→ **The problem**: Show each line of the listing in which the word "Browser" occurs.

→ **Dataset excerpts**:
------------
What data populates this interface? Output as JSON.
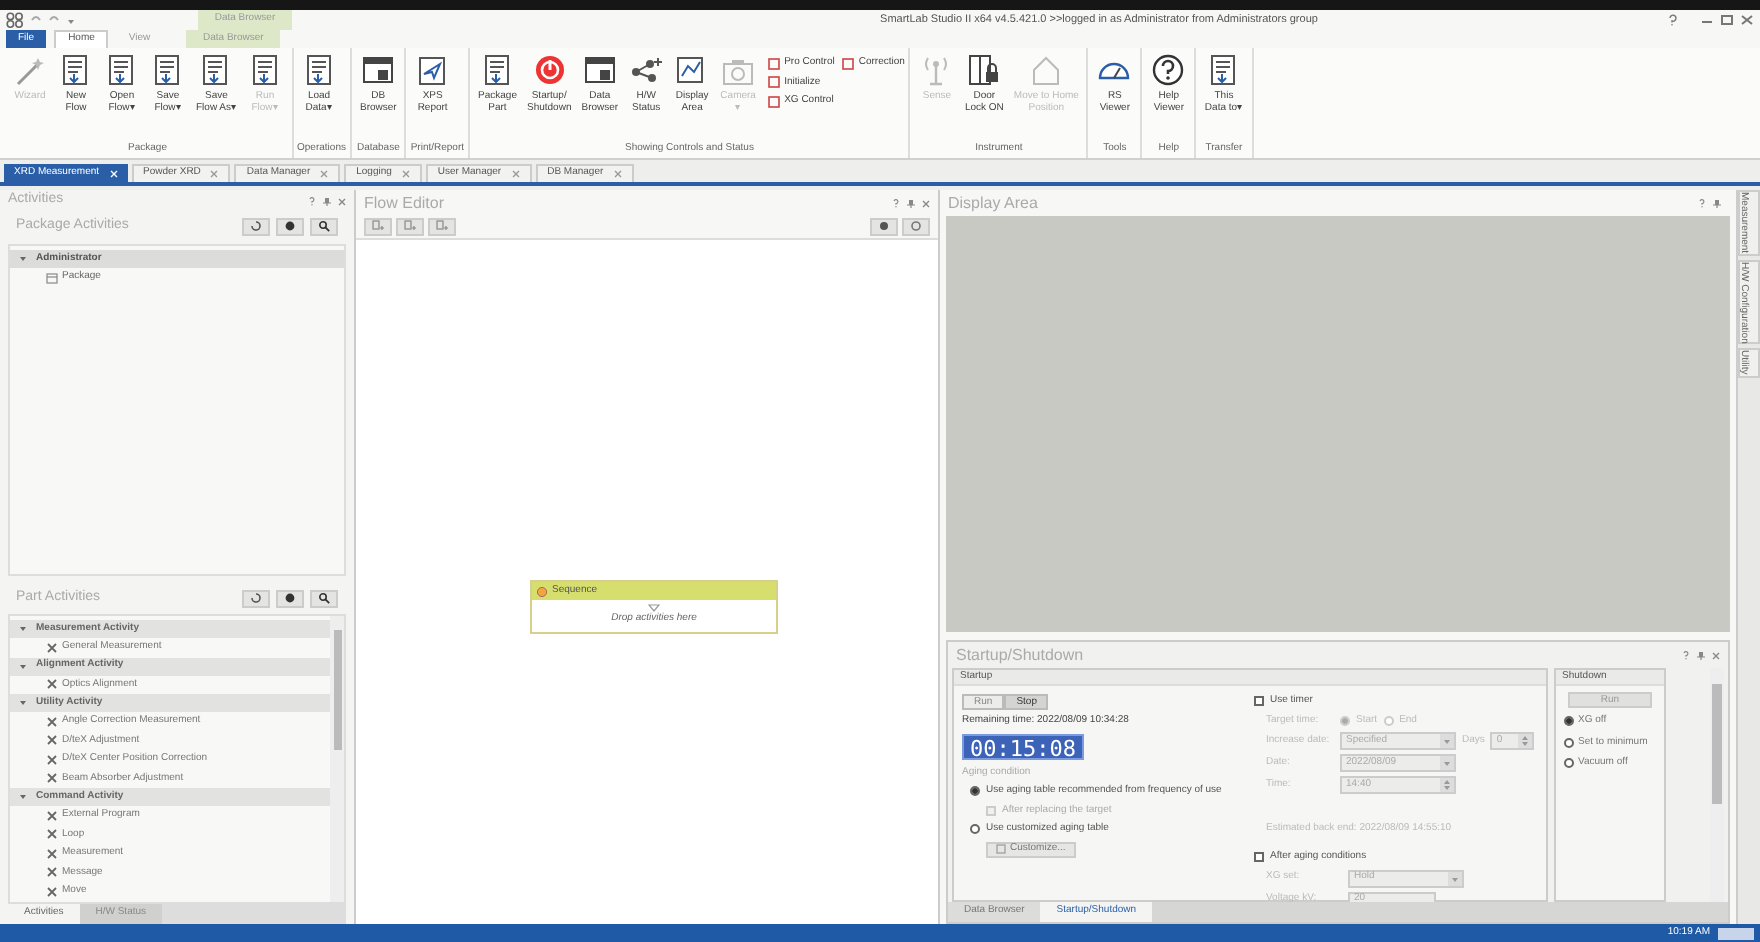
{
  "window": {
    "title": "SmartLab Studio II x64 v4.5.421.0 >>logged in as Administrator from Administrators group",
    "context_label": "Data Browser"
  },
  "ribbon_tabs": [
    {
      "label": "File",
      "kind": "file",
      "selected": false
    },
    {
      "label": "Home",
      "kind": "tab",
      "selected": true
    },
    {
      "label": "View",
      "kind": "tab",
      "selected": false
    },
    {
      "label": "Data Browser",
      "kind": "context",
      "selected": false
    }
  ],
  "ribbon": {
    "groups": [
      {
        "label": "Package",
        "buttons": [
          {
            "lines": [
              "Wizard"
            ],
            "kind": "wand",
            "disabled": true
          },
          {
            "lines": [
              "New",
              "Flow"
            ],
            "kind": "doc",
            "disabled": false
          },
          {
            "lines": [
              "Open",
              "Flow▾"
            ],
            "kind": "doc",
            "disabled": false
          },
          {
            "lines": [
              "Save",
              "Flow▾"
            ],
            "kind": "doc",
            "disabled": false
          },
          {
            "lines": [
              "Save",
              "Flow As▾"
            ],
            "kind": "doc",
            "disabled": false
          },
          {
            "lines": [
              "Run",
              "Flow▾"
            ],
            "kind": "doc",
            "disabled": true
          }
        ]
      },
      {
        "label": "Operations",
        "buttons": [
          {
            "lines": [
              "Load",
              "Data▾"
            ],
            "kind": "doc",
            "disabled": false
          }
        ]
      },
      {
        "label": "Database",
        "buttons": [
          {
            "lines": [
              "DB",
              "Browser"
            ],
            "kind": "window",
            "disabled": false
          }
        ]
      },
      {
        "label": "Print/Report",
        "buttons": [
          {
            "lines": [
              "XPS",
              "Report"
            ],
            "kind": "plane",
            "disabled": false
          }
        ]
      },
      {
        "label": "Showing Controls and Status",
        "buttons": [
          {
            "lines": [
              "Package",
              "Part"
            ],
            "kind": "doc",
            "disabled": false
          },
          {
            "lines": [
              "Startup/",
              "Shutdown"
            ],
            "kind": "power",
            "disabled": false
          },
          {
            "lines": [
              "Data",
              "Browser"
            ],
            "kind": "window",
            "disabled": false
          },
          {
            "lines": [
              "H/W",
              "Status"
            ],
            "kind": "network",
            "disabled": false
          },
          {
            "lines": [
              "Display",
              "Area"
            ],
            "kind": "chart",
            "disabled": false
          },
          {
            "lines": [
              "Camera",
              "▾"
            ],
            "kind": "camera",
            "disabled": true
          }
        ],
        "small_rows": [
          [
            {
              "label": "Pro Control"
            },
            {
              "label": "Correction"
            }
          ],
          [
            {
              "label": "Initialize"
            }
          ],
          [
            {
              "label": "XG Control"
            }
          ]
        ]
      },
      {
        "label": "Instrument",
        "buttons": [
          {
            "lines": [
              "Sense"
            ],
            "kind": "antenna",
            "disabled": true
          },
          {
            "lines": [
              "Door",
              "Lock ON"
            ],
            "kind": "door",
            "disabled": false
          },
          {
            "lines": [
              "Move to Home",
              "Position"
            ],
            "kind": "home",
            "disabled": true
          }
        ]
      },
      {
        "label": "Tools",
        "buttons": [
          {
            "lines": [
              "RS",
              "Viewer"
            ],
            "kind": "gauge",
            "disabled": false
          }
        ]
      },
      {
        "label": "Help",
        "buttons": [
          {
            "lines": [
              "Help",
              "Viewer"
            ],
            "kind": "help",
            "disabled": false
          }
        ]
      },
      {
        "label": "Transfer",
        "buttons": [
          {
            "lines": [
              "This",
              "Data to▾"
            ],
            "kind": "doc",
            "disabled": false
          }
        ]
      }
    ]
  },
  "doc_tabs": [
    {
      "label": "XRD Measurement",
      "selected": true
    },
    {
      "label": "Powder XRD",
      "selected": false
    },
    {
      "label": "Data Manager",
      "selected": false
    },
    {
      "label": "Logging",
      "selected": false
    },
    {
      "label": "User Manager",
      "selected": false
    },
    {
      "label": "DB Manager",
      "selected": false
    }
  ],
  "activities": {
    "title": "Activities",
    "package": {
      "title": "Package Activities",
      "tree": [
        {
          "label": "Administrator",
          "expanded": true,
          "selected": true,
          "children": [
            {
              "label": "Package"
            }
          ]
        }
      ]
    },
    "part": {
      "title": "Part Activities",
      "tree": [
        {
          "label": "Measurement Activity",
          "expanded": true,
          "children": [
            {
              "label": "General Measurement"
            }
          ]
        },
        {
          "label": "Alignment Activity",
          "expanded": true,
          "children": [
            {
              "label": "Optics Alignment"
            }
          ]
        },
        {
          "label": "Utility Activity",
          "expanded": true,
          "children": [
            {
              "label": "Angle Correction Measurement"
            },
            {
              "label": "D/teX Adjustment"
            },
            {
              "label": "D/teX Center Position Correction"
            },
            {
              "label": "Beam Absorber Adjustment"
            }
          ]
        },
        {
          "label": "Command Activity",
          "expanded": true,
          "children": [
            {
              "label": "External Program"
            },
            {
              "label": "Loop"
            },
            {
              "label": "Measurement"
            },
            {
              "label": "Message"
            },
            {
              "label": "Move"
            }
          ]
        }
      ]
    },
    "tabs": [
      {
        "label": "Activities",
        "selected": true
      },
      {
        "label": "H/W Status",
        "selected": false
      }
    ]
  },
  "flow_editor": {
    "title": "Flow Editor",
    "sequence": {
      "title": "Sequence",
      "hint": "Drop activities here"
    }
  },
  "display_area": {
    "title": "Display Area"
  },
  "side_tabs": [
    {
      "label": "Measurement"
    },
    {
      "label": "H/W Configuration"
    },
    {
      "label": "Utility"
    }
  ],
  "startup_shutdown": {
    "title": "Startup/Shutdown",
    "startup": {
      "title": "Startup",
      "buttons": [
        {
          "label": "Run",
          "selected": false
        },
        {
          "label": "Stop",
          "selected": true
        }
      ],
      "remaining": "Remaining time: 2022/08/09 10:34:28",
      "timer": "00:15:08",
      "aging_title": "Aging condition",
      "aging_options": [
        {
          "kind": "radio",
          "label": "Use aging table recommended from frequency of use",
          "selected": true,
          "disabled": false
        },
        {
          "kind": "checkbox",
          "label": "After replacing the target",
          "checked": false,
          "disabled": true
        },
        {
          "kind": "radio",
          "label": "Use customized aging table",
          "selected": false,
          "disabled": false
        }
      ],
      "customize_button": {
        "label": "Customize...",
        "disabled": true
      },
      "use_timer": {
        "label": "Use timer",
        "checked": false
      },
      "target_time": {
        "label": "Target time:",
        "options": [
          {
            "label": "Start",
            "selected": true
          },
          {
            "label": "End",
            "selected": false
          }
        ]
      },
      "timer_fields": [
        {
          "kind": "dropdown",
          "label": "Increase date:",
          "value": "Specified",
          "extra": {
            "label": "Days",
            "value": "0"
          }
        },
        {
          "kind": "dropdown",
          "label": "Date:",
          "value": "2022/08/09"
        },
        {
          "kind": "spin",
          "label": "Time:",
          "value": "14:40"
        }
      ],
      "estimate": "Estimated back end: 2022/08/09 14:55:10",
      "after_aging": {
        "label": "After aging conditions",
        "checked": false
      },
      "after_fields": [
        {
          "kind": "dropdown",
          "label": "XG set:",
          "value": "Hold"
        },
        {
          "kind": "text",
          "label": "Voltage kV:",
          "value": "20"
        }
      ]
    },
    "shutdown": {
      "title": "Shutdown",
      "button": "Run",
      "options": [
        {
          "label": "XG off",
          "selected": true
        },
        {
          "label": "Set to minimum",
          "selected": false
        },
        {
          "label": "Vacuum off",
          "selected": false
        }
      ]
    },
    "tabs": [
      {
        "label": "Data Browser",
        "selected": false
      },
      {
        "label": "Startup/Shutdown",
        "selected": true
      }
    ]
  },
  "taskbar": {
    "time": "10:19 AM"
  }
}
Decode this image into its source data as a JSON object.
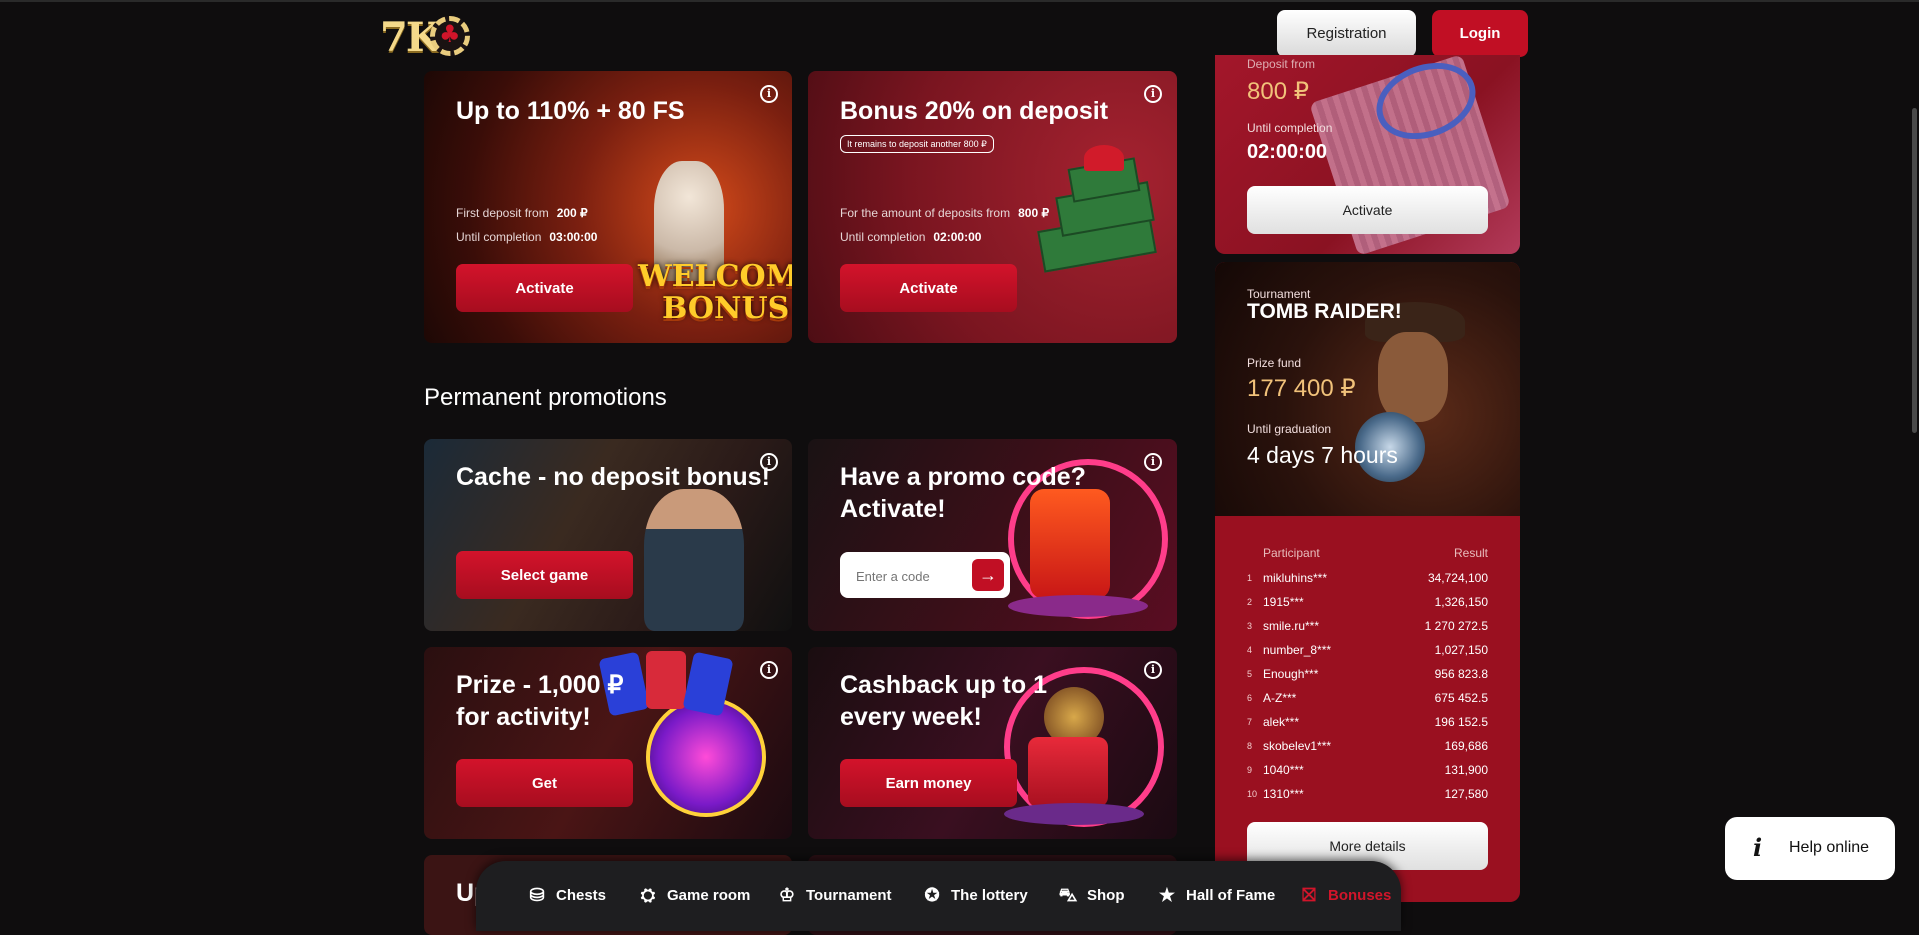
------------
→ **Your solution**:
    "context_label": "Data Browser"
      "label": "Data Browser",
              "Browser"
              "Browser"
        "label": "Data Browser",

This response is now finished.